In the recently decided matter of De Melin v Road Accident Fund 2013 JDR 2656 (GSJ) the South Gauteng High Court was faced with deciding whether loss of earnings / earning capacity can be claimed in instances where a plaintiff is still employed, out of sympathy, and being paid his former salary even though he can no longer perform his work and has effectively been replaced.
The plaintiff, a butchery manager at a large manufacturer of biltong products owned by his wife and her two brothers, was injured in a collision with a motor vehicle. Prior to the collision the plaintiff was healthy, fit and of average mental functioning and he was inter alia tasked with production and spice control, ordering stock and managing staff at the butchery. At the time of the collision the plaintiff was earning R20 000.00 per month.
The plaintiff sustained a significant head injury during the collision and suffered on-going neurocognitive and psychological sequelae as a result. The neurological damage was regarded as permanent and it was agreed between the parties that the plaintiff is no longer employable in the open labour market. The family business, however, kept him on after the accident and paid him the same salary, out of sympathy, despite the fact that he had essentially been replaced by a butcher / production manager and a floor supervisor.
The parties agreed, prior to the matter proceeding to trial, that the Road Accident Fund (hereinafter referred to as “the Fund”) would be liable for 50% of the plaintiff’s proven damages.
The Court accepted that, bearing in mind the fact that that the plaintiff lost his ability to smell and taste, as well as his memory and other cognitive functions, coupled with the fact that he had effectively been replaced by two new employees who were paid a total of R30 000.00 per month, the plaintiff’s employment was sympathetically tolerated within the family business rather than contributing meaningfully thereto.

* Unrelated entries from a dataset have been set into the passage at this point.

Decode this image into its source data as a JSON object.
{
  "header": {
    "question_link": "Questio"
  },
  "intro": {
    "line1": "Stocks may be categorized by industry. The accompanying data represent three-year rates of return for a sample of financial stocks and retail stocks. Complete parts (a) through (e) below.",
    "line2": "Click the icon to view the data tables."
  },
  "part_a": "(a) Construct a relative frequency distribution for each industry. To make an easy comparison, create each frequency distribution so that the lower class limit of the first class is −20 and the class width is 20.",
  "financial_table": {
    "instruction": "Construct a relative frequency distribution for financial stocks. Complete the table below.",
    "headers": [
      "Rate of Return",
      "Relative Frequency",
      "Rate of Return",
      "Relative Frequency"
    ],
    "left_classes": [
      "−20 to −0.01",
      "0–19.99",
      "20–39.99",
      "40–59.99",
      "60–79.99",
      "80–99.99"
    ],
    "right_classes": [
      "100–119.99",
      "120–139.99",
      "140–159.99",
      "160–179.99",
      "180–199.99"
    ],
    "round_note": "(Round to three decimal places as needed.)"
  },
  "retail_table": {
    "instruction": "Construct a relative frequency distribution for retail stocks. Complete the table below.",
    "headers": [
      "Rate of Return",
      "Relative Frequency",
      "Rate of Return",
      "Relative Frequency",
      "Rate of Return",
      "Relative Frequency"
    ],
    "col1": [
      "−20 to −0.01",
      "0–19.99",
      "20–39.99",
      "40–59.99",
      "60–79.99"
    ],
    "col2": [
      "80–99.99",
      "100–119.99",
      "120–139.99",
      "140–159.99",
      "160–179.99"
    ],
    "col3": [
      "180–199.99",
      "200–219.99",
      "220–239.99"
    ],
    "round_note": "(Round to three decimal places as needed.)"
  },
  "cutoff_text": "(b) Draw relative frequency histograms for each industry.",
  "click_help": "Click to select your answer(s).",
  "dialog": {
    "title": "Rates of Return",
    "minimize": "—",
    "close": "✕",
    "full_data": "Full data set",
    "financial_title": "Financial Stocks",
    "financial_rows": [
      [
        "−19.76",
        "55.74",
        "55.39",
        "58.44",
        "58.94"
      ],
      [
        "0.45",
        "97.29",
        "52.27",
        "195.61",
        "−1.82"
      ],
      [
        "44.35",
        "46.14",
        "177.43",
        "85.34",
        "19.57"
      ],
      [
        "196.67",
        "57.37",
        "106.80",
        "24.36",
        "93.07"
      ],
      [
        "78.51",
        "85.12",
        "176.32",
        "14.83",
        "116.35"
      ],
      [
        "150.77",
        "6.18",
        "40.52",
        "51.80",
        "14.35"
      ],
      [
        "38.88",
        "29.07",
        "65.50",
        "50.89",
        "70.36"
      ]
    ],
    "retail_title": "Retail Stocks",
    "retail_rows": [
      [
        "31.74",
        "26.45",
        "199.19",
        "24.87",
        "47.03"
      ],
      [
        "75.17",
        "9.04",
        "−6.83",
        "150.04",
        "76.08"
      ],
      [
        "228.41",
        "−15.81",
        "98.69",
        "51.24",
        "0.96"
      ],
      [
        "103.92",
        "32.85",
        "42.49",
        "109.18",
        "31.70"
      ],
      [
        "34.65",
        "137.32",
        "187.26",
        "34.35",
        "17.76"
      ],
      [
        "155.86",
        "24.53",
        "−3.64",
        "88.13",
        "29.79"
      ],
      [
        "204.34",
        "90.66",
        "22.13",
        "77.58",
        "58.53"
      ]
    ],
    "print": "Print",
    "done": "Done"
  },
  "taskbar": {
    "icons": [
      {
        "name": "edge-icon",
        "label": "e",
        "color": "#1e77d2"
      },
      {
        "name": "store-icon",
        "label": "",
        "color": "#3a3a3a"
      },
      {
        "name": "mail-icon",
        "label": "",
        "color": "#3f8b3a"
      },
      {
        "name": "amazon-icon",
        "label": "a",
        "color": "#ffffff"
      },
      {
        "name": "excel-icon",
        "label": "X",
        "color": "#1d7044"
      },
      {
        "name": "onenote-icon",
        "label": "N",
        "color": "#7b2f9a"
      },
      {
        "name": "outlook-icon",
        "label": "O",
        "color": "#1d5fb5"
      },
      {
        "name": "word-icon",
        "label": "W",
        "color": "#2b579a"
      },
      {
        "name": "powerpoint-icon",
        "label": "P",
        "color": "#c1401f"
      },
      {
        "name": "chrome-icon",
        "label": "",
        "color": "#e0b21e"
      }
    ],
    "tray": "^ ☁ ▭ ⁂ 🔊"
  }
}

The two issues in dispute between the parties were as follows:
1. Whether, having regard to the fact that the plaintiff is still receiving his salary, it can be said that he has suffered and will continue to suffer any loss of income or earning capacity.
2. If any calculation in respect of loss of earnings must take into account the contention of the Fund’s industrial psychologist that the plaintiff was being paid more than he was worth prior to the accident because he was employed in the family business.
In respect of the first point of dispute, the plaintiff’s counsel contended that the plaintiff has “sympathetic employment” and that this cannot affect his claim for future loss of earnings / loss of earnings capacity. The Court was referred to the matter of Santam Versekeringsmaatskappy BPK v Byleveldt 1973 (2) SA 146 (A) in which it was held that when an employee was paid purely on compassionate grounds at a time when he could contribute nothing to the business, such salary is not taken into account when dealing with the plaintiff’s claim for loss of earnings.
The Fund’s counsel relied on the Supreme Court of Appeal decision of Rudman v The Road Accident Fund 2003 (2) SA 234 (SCA). The Court, however, found that the facts of the Rudman matter are distinguishable from the facts of the present matter in that in the Rudman matter there was evidence that the company may have suffered a temporary loss but no evidence that this affected the plaintiff’s income. The plaintiff in the Rudman matter was a director, shareholder and trustee and received his income as of right. He was also still capable of performing his real function at the company and it was not shown that he had, personally, suffered any diminution of his patrimony.
The Court accordingly applied the principles set down in the Byleveldt matter bearing in mind the following:
1. The plaintiff in the present matter did not receive his income as of right;
2. His loss had a direct impact on his patrimony;
3. He has, in effect, been replaced and is being paid purely on the basis of sympathetic employment;
4. The plaintiff ran the risk of suffering a loss of earnings in future as it was established during the trial that there might well come a time when the well-being of the business would require the termination of his employment.
In assessing the second point of dispute the Court relied on the factual scenario that, in replacing the plaintiff, the employer had to appoint two employees at a total cost of R30 000.00 per month. The Court accordingly dismissed the contention that the plaintiff was being overpaid.
The Court thus concluded that the plaintiff was sympathetically employed and that the amount that he is earning is not to be taken into account in assessing his loss of earnings / loss of earning capacity. A contingency of 60% was applied in respect of general contingencies such as savings in travelling to and from work and the possibility of loss of income due to illness or unemployment which the plaintiff might have suffered even if the accident had not taken place. The plaintiff was accordingly awarded an amount of R1 284 185.00 in respect of loss of income / earning capacity.
This matter illustrates the factual approach that the Court will take when considering the quantum of a claim in respect of loss of earnings / earning capacity and may well be usefully applied in matters with similar facts in order to establish a claim in respect of loss of earnings.